Investor's Business Daily
May 17, 2012
Regulation: A leftist movement to pass local "responsible banking ordinances" is sweeping the nation. Now banks will be harassed into making risky loans by city, not just federal, diversity cops.
The two largest cities this week approved laws requiring banks doing business with them to meet race-based quotas for mortgage and small-business lending. They'll also have to stop foreclosures on previous bad loans and vow to open new branches in urban neighborhoods.
New York and Los Angeles officials who voted for the laws say they're trying to "build on the Community Reinvestment Act." This is the same federal banking regulation that fed the subprime bubble by requiring banks to make riskier mortgages in "underserved communities."
Los Angeles Mayor Antonio Villaraigosa, a strong President Obama ally who agrees the CRA's power and scope should be expanded, is expected to sign the ordinance. New York Mayor Michael Bloomberg is likely to veto it, though the city council will be able to override it.
The moves effectively turn local authorities into bank regulators along with the federal government, adding another layer of CRA enforcement and creating additional pressure on banks to make risky loans.
They also create an unnecessary paperwork burden for banks in these large markets. Bank officials now have to regularly report lending data to city contracting agencies, in addition to federal bank regulators (who already post CRA ratings for any city official to see).
This added compliance cost ultimately will be passed on to bank customers. And taxpayers will have to pick up the cost of the new city bureaucracies that will be set up to police bank lending practices.
Still, New York and Los Angeles are joined by several other major cities in passing such social banking laws, including Pittsburgh, Kansas City and Cleveland. In addition, San Diego, Oakland, Seattle, Boston, Austin, Philadelphia and Portland have drafted similar laws.
Cleveland pioneered the so-called responsible banking movement before the crisis when it adopted the first city ordinance with the help of the nation's largest CRA lobbyist, the National Community Reinvestment Coalition. Cleveland's law, now used as the model for other cities to "meet the credit needs" of the poor and minorities, requires banks to:
VSit down with city officials and CRA shakedown groups and commit to four-year urban "lending and investing goals" for home loans and modifications and small-business loans.
VNegotiate plans for branch distribution.
VPledge to hire a larger share of minorities for executive jobs.
After signing contracts with the city, banks submit to performance reviews and receive points for meeting quotas and timetables.
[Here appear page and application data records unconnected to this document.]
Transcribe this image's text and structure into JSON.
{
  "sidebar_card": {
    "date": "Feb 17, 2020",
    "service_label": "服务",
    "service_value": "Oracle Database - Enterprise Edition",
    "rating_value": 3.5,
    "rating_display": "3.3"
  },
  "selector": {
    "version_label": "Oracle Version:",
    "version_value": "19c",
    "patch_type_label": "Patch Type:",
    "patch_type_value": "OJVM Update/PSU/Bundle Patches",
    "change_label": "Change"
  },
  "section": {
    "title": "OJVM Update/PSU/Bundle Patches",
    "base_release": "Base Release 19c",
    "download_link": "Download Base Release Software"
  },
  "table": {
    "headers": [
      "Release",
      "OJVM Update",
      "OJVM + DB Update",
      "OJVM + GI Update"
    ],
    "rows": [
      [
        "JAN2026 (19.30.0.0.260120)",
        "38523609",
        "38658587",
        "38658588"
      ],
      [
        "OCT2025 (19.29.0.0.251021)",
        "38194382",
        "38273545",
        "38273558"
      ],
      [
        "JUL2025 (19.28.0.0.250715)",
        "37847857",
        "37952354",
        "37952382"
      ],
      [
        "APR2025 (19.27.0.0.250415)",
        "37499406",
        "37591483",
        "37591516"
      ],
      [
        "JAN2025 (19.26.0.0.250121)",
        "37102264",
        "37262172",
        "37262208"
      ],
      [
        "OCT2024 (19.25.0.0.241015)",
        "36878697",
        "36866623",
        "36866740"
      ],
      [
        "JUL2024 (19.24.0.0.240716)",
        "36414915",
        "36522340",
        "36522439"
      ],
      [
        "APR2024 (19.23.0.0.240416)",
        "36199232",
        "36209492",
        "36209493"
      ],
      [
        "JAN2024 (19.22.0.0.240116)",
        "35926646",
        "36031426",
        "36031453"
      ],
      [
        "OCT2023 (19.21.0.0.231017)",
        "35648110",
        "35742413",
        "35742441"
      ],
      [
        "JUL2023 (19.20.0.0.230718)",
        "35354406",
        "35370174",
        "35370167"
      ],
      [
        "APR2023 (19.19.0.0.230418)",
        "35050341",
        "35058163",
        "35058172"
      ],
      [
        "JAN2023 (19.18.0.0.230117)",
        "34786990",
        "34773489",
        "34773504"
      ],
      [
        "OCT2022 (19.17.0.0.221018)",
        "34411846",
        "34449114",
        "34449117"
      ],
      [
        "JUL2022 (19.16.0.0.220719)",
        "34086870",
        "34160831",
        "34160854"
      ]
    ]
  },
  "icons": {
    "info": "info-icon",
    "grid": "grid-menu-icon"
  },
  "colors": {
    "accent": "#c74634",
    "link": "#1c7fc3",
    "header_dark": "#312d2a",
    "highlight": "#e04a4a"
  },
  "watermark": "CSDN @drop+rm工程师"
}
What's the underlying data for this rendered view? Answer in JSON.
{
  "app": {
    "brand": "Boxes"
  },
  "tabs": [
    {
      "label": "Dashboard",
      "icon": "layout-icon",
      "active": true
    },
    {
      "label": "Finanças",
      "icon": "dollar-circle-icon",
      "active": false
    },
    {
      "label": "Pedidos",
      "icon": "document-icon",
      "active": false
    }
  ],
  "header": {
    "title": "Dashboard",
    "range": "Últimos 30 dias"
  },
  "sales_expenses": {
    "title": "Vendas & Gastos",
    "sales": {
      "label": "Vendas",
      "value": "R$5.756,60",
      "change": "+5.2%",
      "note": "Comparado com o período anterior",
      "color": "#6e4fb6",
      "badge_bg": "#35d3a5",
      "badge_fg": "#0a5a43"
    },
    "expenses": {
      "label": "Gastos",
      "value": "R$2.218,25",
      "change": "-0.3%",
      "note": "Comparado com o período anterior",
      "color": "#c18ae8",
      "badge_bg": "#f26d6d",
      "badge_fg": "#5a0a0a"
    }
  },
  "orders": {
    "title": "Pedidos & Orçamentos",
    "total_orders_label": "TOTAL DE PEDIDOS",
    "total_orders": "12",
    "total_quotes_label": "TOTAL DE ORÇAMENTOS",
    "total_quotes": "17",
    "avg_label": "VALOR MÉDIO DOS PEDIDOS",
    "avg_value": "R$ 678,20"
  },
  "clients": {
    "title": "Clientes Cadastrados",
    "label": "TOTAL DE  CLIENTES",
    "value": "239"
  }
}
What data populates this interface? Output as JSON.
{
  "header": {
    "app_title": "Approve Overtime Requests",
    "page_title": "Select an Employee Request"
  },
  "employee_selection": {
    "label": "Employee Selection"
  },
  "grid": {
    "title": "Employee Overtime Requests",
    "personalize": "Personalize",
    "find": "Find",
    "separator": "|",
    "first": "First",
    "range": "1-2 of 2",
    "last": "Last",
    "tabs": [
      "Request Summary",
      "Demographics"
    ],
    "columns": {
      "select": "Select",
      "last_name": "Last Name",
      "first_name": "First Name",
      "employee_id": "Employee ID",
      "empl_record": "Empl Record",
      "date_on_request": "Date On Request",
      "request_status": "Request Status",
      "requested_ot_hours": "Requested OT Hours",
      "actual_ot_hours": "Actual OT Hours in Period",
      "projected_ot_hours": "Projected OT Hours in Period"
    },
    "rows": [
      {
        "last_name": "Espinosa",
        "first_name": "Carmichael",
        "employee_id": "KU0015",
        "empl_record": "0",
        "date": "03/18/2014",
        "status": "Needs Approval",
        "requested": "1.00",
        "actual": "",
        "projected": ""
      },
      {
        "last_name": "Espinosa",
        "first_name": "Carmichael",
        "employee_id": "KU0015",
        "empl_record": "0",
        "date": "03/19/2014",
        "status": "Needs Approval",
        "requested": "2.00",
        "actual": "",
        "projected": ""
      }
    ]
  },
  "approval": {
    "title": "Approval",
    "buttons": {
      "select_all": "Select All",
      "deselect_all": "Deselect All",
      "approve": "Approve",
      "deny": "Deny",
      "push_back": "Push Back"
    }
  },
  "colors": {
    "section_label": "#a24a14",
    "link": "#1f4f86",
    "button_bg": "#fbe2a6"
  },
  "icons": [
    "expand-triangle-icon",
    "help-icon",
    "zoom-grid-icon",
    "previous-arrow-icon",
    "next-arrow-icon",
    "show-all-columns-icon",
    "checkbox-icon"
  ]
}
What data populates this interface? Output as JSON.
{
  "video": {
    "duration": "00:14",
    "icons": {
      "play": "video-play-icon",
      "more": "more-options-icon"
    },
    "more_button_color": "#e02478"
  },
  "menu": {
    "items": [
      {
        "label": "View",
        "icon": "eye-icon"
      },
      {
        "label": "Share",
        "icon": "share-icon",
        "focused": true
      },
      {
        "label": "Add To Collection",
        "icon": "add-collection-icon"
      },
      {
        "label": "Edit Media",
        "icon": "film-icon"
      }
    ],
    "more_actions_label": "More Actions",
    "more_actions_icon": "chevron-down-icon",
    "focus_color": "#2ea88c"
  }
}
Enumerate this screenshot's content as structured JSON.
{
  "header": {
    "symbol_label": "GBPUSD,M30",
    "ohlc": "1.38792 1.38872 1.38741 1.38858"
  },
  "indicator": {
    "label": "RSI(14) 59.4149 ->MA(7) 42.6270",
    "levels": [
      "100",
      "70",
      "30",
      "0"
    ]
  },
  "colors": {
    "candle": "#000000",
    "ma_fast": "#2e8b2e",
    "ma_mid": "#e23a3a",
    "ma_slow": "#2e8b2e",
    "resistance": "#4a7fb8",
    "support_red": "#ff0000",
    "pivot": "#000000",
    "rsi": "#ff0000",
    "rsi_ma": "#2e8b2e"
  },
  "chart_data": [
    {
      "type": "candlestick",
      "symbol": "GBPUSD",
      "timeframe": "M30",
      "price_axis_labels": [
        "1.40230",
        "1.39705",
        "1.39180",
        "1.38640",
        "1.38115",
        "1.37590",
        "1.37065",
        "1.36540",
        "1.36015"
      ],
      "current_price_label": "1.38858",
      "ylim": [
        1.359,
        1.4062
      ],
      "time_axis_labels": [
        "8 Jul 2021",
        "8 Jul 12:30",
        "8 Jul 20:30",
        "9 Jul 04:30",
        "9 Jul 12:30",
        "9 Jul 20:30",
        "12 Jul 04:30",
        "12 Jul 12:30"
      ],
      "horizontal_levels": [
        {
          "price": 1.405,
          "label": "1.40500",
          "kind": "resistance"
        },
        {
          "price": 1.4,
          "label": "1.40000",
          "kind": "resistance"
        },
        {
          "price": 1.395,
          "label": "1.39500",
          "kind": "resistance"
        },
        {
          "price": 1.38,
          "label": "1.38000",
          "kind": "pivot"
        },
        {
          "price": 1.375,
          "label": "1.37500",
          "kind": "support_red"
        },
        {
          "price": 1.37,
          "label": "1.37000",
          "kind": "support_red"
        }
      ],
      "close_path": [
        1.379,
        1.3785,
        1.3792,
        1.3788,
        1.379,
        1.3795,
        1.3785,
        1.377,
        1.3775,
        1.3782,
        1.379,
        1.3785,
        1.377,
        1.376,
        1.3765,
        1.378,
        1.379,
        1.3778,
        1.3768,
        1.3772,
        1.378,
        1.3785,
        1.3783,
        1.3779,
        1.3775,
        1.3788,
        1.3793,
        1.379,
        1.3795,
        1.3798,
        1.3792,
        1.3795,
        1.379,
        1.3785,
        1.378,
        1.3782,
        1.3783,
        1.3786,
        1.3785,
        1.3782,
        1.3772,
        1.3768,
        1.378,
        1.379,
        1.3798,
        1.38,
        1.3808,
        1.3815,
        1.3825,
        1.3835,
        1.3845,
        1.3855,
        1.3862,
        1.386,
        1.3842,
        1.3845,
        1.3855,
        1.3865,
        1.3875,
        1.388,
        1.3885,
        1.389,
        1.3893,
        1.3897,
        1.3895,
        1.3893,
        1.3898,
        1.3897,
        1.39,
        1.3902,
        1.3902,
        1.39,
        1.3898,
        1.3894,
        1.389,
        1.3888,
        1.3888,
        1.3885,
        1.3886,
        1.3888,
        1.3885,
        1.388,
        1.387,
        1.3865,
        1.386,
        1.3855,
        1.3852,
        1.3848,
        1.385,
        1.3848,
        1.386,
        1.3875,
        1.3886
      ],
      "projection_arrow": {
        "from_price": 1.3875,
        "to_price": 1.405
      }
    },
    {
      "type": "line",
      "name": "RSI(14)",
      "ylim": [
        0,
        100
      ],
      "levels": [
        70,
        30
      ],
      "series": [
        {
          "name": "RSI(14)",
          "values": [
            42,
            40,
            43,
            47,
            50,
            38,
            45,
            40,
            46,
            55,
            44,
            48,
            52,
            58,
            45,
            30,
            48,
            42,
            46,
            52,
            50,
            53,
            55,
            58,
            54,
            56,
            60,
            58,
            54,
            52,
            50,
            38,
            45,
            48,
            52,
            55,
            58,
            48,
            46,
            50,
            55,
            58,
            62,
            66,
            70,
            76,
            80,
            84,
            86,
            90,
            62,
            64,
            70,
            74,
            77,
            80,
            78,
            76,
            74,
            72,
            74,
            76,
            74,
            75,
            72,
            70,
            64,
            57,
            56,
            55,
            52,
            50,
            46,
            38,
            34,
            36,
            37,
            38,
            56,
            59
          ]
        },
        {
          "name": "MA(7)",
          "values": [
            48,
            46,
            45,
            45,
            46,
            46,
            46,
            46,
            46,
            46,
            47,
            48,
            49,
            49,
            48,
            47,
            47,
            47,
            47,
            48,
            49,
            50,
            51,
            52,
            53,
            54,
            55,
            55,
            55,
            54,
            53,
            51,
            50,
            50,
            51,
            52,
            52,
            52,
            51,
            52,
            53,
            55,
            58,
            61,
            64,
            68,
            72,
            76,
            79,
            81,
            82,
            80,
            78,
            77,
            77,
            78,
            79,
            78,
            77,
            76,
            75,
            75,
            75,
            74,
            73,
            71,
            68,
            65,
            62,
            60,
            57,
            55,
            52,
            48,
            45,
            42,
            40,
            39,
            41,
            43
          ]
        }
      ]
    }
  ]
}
Points are subtracted for closing inner-city branches, as well as charging "excessive interest rates." Review panels made up of city officials and reps from inner-city groups and unions issue report cards each year.
Banks with weak minority lending records and high foreclosure rates have less chance of landing city contracts, deposits and other business. Those accused of "predatory lending," "discrimination" or "redlining" are shut out of the bidding process.
Do the pressure tactics work? Cleveland has shaken down banks for more than $10 billion in CRA loans and investments.
And despite a rash of branch closings across the country -- 2011 marked the first time in 15 years that more closed than opened -- Cleveland banks doing business with the city agreed not to shutter any banks even in unprofitable areas devastated by foreclosures.
What's tragically ironic here is that many of the shuttered branches across the urban landscape were the same ones federal regulators and prosecutors ordered banks to open before the crisis under the CRA.
Will these affordable-housing zealots ever learn?
Another irony: The local responsible banking movement is justified under the false pretense that banks caused the crisis when in fact, it was their regulators.
This is a dangerous pincer movement on banks, since now both local and federal governments can squeeze risky loans out of them.
Shaking down bankers is not the answer. It will only invite another crisis.